(DIRECTIONS)
The records that appear below are to be restated word for word.

——

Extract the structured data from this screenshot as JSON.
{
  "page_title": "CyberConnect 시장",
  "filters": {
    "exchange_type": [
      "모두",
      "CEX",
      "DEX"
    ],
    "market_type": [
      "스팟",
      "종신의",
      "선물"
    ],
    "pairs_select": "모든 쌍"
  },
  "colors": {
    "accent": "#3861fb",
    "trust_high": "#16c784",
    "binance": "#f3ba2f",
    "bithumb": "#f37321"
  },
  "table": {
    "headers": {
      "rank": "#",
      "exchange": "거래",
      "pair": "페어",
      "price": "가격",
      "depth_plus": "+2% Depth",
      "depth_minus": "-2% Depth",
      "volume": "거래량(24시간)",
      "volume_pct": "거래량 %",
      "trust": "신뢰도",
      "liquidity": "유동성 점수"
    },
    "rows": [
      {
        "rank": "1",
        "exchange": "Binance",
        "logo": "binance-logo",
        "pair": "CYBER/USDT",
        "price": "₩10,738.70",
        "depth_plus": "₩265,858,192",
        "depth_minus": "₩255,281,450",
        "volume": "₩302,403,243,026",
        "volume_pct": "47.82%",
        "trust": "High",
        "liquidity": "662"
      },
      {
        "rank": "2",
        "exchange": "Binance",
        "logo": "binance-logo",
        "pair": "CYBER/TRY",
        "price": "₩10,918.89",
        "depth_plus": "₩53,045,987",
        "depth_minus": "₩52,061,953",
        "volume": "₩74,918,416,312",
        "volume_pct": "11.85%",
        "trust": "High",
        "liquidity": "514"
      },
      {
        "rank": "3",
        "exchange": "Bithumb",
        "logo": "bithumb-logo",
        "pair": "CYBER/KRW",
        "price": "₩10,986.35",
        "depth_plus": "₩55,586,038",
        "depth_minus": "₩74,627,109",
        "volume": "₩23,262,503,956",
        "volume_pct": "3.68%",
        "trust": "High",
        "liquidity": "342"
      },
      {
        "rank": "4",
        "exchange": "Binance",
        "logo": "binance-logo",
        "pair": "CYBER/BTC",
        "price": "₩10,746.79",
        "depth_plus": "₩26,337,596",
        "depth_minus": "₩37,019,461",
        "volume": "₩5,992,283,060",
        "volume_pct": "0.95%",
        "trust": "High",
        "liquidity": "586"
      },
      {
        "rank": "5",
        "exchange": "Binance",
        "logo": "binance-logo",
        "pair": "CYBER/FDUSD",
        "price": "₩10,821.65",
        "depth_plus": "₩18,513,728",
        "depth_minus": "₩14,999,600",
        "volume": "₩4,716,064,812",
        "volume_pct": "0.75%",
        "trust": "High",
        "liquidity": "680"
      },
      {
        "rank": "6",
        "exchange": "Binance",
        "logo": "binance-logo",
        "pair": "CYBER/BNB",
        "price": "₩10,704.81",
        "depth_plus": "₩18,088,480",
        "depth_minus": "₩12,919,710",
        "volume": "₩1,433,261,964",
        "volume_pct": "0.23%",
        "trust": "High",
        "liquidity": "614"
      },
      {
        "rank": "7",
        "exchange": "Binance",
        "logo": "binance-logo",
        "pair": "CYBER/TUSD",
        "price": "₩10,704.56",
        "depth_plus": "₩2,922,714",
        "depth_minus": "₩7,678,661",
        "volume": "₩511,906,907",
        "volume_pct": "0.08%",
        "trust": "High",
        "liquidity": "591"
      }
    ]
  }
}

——

(TASK ANSWER)
Extract the structured data from this screenshot as JSON.
{
  "page_title": "CyberConnect 시장",
  "filters": {
    "exchange_type": [
      "모두",
      "CEX",
      "DEX"
    ],
    "market_type": [
      "스팟",
      "종신의",
      "선물"
    ],
    "pairs_select": "모든 쌍"
  },
  "colors": {
    "accent": "#3861fb",
    "trust_high": "#16c784",
    "binance": "#f3ba2f",
    "bithumb": "#f37321"
  },
  "table": {
    "headers": {
      "rank": "#",
      "exchange": "거래",
      "pair": "페어",
      "price": "가격",
      "depth_plus": "+2% Depth",
      "depth_minus": "-2% Depth",
      "volume": "거래량(24시간)",
      "volume_pct": "거래량 %",
      "trust": "신뢰도",
      "liquidity": "유동성 점수"
    },
    "rows": [
      {
        "rank": "1",
        "exchange": "Binance",
        "logo": "binance-logo",
        "pair": "CYBER/USDT",
        "price": "₩10,738.70",
        "depth_plus": "₩265,858,192",
        "depth_minus": "₩255,281,450",
        "volume": "₩302,403,243,026",
        "volume_pct": "47.82%",
        "trust": "High",
        "liquidity": "662"
      },
      {
        "rank": "2",
        "exchange": "Binance",
        "logo": "binance-logo",
        "pair": "CYBER/TRY",
        "price": "₩10,918.89",
        "depth_plus": "₩53,045,987",
        "depth_minus": "₩52,061,953",
        "volume": "₩74,918,416,312",
        "volume_pct": "11.85%",
        "trust": "High",
        "liquidity": "514"
      },
      {
        "rank": "3",
        "exchange": "Bithumb",
        "logo": "bithumb-logo",
        "pair": "CYBER/KRW",
        "price": "₩10,986.35",
        "depth_plus": "₩55,586,038",
        "depth_minus": "₩74,627,109",
        "volume": "₩23,262,503,956",
        "volume_pct": "3.68%",
        "trust": "High",
        "liquidity": "342"
      },
      {
        "rank": "4",
        "exchange": "Binance",
        "logo": "binance-logo",
        "pair": "CYBER/BTC",
        "price": "₩10,746.79",
        "depth_plus": "₩26,337,596",
        "depth_minus": "₩37,019,461",
        "volume": "₩5,992,283,060",
        "volume_pct": "0.95%",
        "trust": "High",
        "liquidity": "586"
      },
      {
        "rank": "5",
        "exchange": "Binance",
        "logo": "binance-logo",
        "pair": "CYBER/FDUSD",
        "price": "₩10,821.65",
        "depth_plus": "₩18,513,728",
        "depth_minus": "₩14,999,600",
        "volume": "₩4,716,064,812",
        "volume_pct": "0.75%",
        "trust": "High",
        "liquidity": "680"
      },
      {
        "rank": "6",
        "exchange": "Binance",
        "logo": "binance-logo",
        "pair": "CYBER/BNB",
        "price": "₩10,704.81",
        "depth_plus": "₩18,088,480",
        "depth_minus": "₩12,919,710",
        "volume": "₩1,433,261,964",
        "volume_pct": "0.23%",
        "trust": "High",
        "liquidity": "614"
      },
      {
        "rank": "7",
        "exchange": "Binance",
        "logo": "binance-logo",
        "pair": "CYBER/TUSD",
        "price": "₩10,704.56",
        "depth_plus": "₩2,922,714",
        "depth_minus": "₩7,678,661",
        "volume": "₩511,906,907",
        "volume_pct": "0.08%",
        "trust": "High",
        "liquidity": "591"
      }
    ]
  }
}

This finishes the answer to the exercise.